Briefing notes

High Commissioner's mission to Africa

11 November 2003

UN High Commissioner Ruud Lubbers arrived in the Sudanese capital, Khartoum, early Tuesday morning at the start of the third leg of his four-nation Africa visit which has already taken him to Burundi and Tanzania. This morning the High Commissioner is expected to meet with Sudanese President Omar Al Bashir, his Foreign Minister, Dr. Moustafa Osman Ismail and the Minister of Interior whose docket also covers refugee issues.

Ruud Lubbers is expected to discuss with the Sudan government the final stage of a voluntary return operation started by UNHCR in May 2001 to repatriate hundreds of thousands of Eritrean refugees, some of whom had been in exile for more than 30 years, mainly in camps in eastern Sudan. The High Commissioner is also likely to discuss the Sudan peace talks and the much-awaited peace agreement between the Khartoum government and the Sudan's People's Liberation Movement (SPLM). The agreement, when signed, could pave the way for the possible return, in phases, of more than 570,000 Sudanese refugees in neighbouring countries. UNHCR is currently drawing up a plan for the possible voluntary repatriation of the refugees in an operation which is likely to be one of the most challenging in recent times due to the level of destruction and poor state of infrastructure in south Sudan.

Tomorrow, Wednesday, the High Commissioner is scheduled to travel to South Sudan to a location called New Site where he is expected to meet with SPLM leader, Dr. John Garang. New Site which is close to the Kenyan north-western border town of Lokichokio is Dr. Garang's base in the south. Ruud Lubbers will hold further discussions with him about the possible return and reintegration of Sudanese refugees.

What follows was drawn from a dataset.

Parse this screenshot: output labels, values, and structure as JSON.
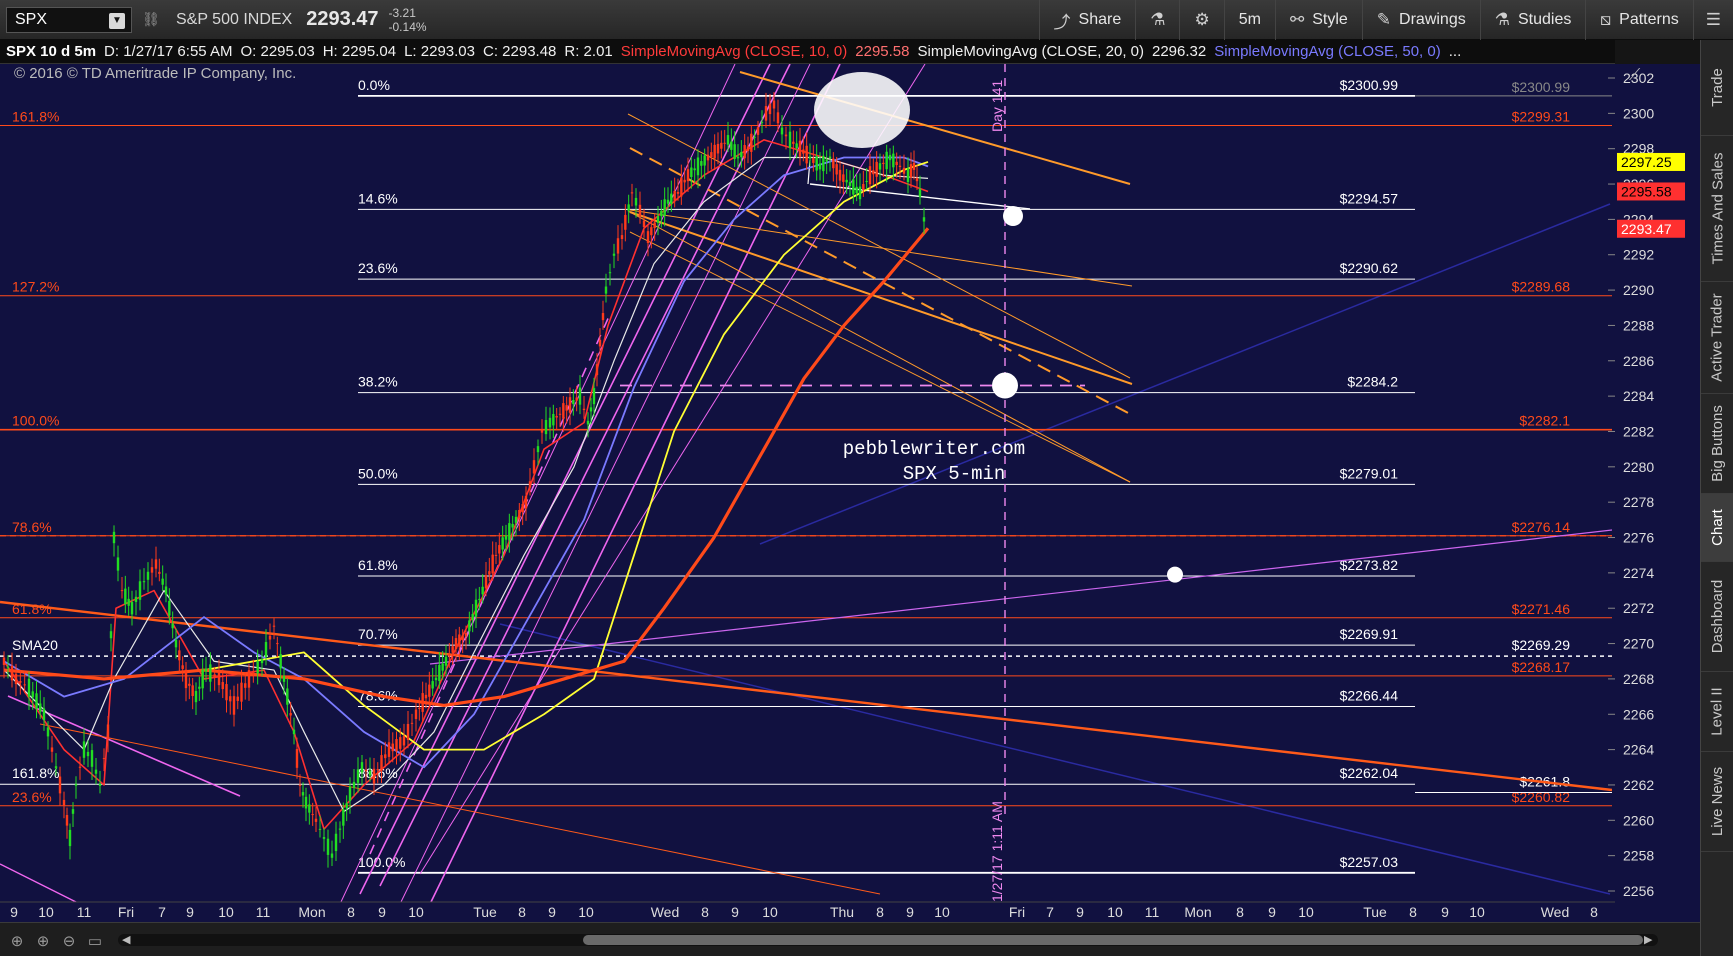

Lubbers' three-day Sudan visit comes on the heels of a similar visit to Burundi and Tanzania. While in Tanzania (8-10 Nov.) the High Commissioner appealed to the Tanzanian government to uphold its long-standing tradition of hospitality to refugees. He assured the Tanzanian government which is hosting more than 480,000 refugees, among them more than 360,000 Burundians, that UNHCR was looking at expanding its return operation to Burundi to include all other areas of the country. Until now, UNHCR's return operation has been limited to the relatively safe northern provinces of Muyinga and Ngozi. In his meetings, yesterday (Monday), with senior government officials, among them Tanzania's Foreign Minister, Jakaya Kikwete and the Minister for Home Affairs, Omar Mapuri, Ruud Lubbers stressed that UNHCR staff will be meeting next week in the Burundi capital, Bujumbura, to plan a possible expansion of the return operation from Tanzania to Burundi. He said that a review of the security situation would also be undertaken in conjunction with the UN Security Co-ordination Office (UNSECOORD) in New York to allow for the deployment of UNHCR staff to possible areas of return, particularly in southern Burundi.